**What is required**
The expected response is the full set of records, unchanged.

[Data shown — start]

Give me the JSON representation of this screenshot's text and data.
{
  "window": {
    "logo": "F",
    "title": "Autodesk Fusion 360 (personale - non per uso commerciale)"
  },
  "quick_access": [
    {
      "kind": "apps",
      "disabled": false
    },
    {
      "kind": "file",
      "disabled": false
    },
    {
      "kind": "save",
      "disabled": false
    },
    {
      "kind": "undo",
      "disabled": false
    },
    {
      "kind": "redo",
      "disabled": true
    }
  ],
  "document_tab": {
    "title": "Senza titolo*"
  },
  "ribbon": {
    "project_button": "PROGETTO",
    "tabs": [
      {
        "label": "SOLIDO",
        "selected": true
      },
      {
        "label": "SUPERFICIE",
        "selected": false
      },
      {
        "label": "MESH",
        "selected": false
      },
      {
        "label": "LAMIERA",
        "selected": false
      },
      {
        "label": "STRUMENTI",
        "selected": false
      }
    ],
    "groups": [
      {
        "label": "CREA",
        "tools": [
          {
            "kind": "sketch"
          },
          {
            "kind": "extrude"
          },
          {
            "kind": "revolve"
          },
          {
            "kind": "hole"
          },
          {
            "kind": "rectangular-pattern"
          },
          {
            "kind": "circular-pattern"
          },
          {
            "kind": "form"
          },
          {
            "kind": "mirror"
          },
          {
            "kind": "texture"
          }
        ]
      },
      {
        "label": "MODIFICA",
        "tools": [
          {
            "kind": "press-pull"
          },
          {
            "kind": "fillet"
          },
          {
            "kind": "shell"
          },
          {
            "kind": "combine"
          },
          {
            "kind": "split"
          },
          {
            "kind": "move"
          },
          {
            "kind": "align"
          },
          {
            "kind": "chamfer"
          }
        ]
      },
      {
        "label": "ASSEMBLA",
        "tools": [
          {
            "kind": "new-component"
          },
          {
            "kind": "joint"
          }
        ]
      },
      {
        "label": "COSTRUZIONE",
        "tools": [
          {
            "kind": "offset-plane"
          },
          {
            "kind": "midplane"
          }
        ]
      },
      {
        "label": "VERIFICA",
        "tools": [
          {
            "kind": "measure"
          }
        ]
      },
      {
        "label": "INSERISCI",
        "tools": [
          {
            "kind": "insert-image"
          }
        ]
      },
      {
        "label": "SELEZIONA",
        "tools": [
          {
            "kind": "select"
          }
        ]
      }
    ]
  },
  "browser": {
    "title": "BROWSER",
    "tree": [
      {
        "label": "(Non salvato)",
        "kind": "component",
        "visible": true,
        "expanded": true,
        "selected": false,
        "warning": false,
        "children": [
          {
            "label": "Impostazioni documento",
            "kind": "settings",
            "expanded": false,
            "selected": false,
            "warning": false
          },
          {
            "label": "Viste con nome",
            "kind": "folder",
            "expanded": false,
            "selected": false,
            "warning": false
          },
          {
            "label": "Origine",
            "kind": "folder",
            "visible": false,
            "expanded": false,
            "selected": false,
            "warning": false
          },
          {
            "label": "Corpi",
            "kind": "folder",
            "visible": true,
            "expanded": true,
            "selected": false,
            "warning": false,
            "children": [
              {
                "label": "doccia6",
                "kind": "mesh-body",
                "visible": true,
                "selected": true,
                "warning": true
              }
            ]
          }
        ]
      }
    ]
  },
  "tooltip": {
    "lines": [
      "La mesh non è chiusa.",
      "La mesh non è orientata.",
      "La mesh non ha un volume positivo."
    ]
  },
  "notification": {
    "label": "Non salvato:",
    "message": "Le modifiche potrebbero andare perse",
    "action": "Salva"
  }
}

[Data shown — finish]

**Result for this task**
Give me the JSON representation of this screenshot's text and data.
{
  "window": {
    "logo": "F",
    "title": "Autodesk Fusion 360 (personale - non per uso commerciale)"
  },
  "quick_access": [
    {
      "kind": "apps",
      "disabled": false
    },
    {
      "kind": "file",
      "disabled": false
    },
    {
      "kind": "save",
      "disabled": false
    },
    {
      "kind": "undo",
      "disabled": false
    },
    {
      "kind": "redo",
      "disabled": true
    }
  ],
  "document_tab": {
    "title": "Senza titolo*"
  },
  "ribbon": {
    "project_button": "PROGETTO",
    "tabs": [
      {
        "label": "SOLIDO",
        "selected": true
      },
      {
        "label": "SUPERFICIE",
        "selected": false
      },
      {
        "label": "MESH",
        "selected": false
      },
      {
        "label": "LAMIERA",
        "selected": false
      },
      {
        "label": "STRUMENTI",
        "selected": false
      }
    ],
    "groups": [
      {
        "label": "CREA",
        "tools": [
          {
            "kind": "sketch"
          },
          {
            "kind": "extrude"
          },
          {
            "kind": "revolve"
          },
          {
            "kind": "hole"
          },
          {
            "kind": "rectangular-pattern"
          },
          {
            "kind": "circular-pattern"
          },
          {
            "kind": "form"
          },
          {
            "kind": "mirror"
          },
          {
            "kind": "texture"
          }
        ]
      },
      {
        "label": "MODIFICA",
        "tools": [
          {
            "kind": "press-pull"
          },
          {
            "kind": "fillet"
          },
          {
            "kind": "shell"
          },
          {
            "kind": "combine"
          },
          {
            "kind": "split"
          },
          {
            "kind": "move"
          },
          {
            "kind": "align"
          },
          {
            "kind": "chamfer"
          }
        ]
      },
      {
        "label": "ASSEMBLA",
        "tools": [
          {
            "kind": "new-component"
          },
          {
            "kind": "joint"
          }
        ]
      },
      {
        "label": "COSTRUZIONE",
        "tools": [
          {
            "kind": "offset-plane"
          },
          {
            "kind": "midplane"
          }
        ]
      },
      {
        "label": "VERIFICA",
        "tools": [
          {
            "kind": "measure"
          }
        ]
      },
      {
        "label": "INSERISCI",
        "tools": [
          {
            "kind": "insert-image"
          }
        ]
      },
      {
        "label": "SELEZIONA",
        "tools": [
          {
            "kind": "select"
          }
        ]
      }
    ]
  },
  "browser": {
    "title": "BROWSER",
    "tree": [
      {
        "label": "(Non salvato)",
        "kind": "component",
        "visible": true,
        "expanded": true,
        "selected": false,
        "warning": false,
        "children": [
          {
            "label": "Impostazioni documento",
            "kind": "settings",
            "expanded": false,
            "selected": false,
            "warning": false
          },
          {
            "label": "Viste con nome",
            "kind": "folder",
            "expanded": false,
            "selected": false,
            "warning": false
          },
          {
            "label": "Origine",
            "kind": "folder",
            "visible": false,
            "expanded": false,
            "selected": false,
            "warning": false
          },
          {
            "label": "Corpi",
            "kind": "folder",
            "visible": true,
            "expanded": true,
            "selected": false,
            "warning": false,
            "children": [
              {
                "label": "doccia6",
                "kind": "mesh-body",
                "visible": true,
                "selected": true,
                "warning": true
              }
            ]
          }
        ]
      }
    ]
  },
  "tooltip": {
    "lines": [
      "La mesh non è chiusa.",
      "La mesh non è orientata.",
      "La mesh non ha un volume positivo."
    ]
  },
  "notification": {
    "label": "Non salvato:",
    "message": "Le modifiche potrebbero andare perse",
    "action": "Salva"
  }
}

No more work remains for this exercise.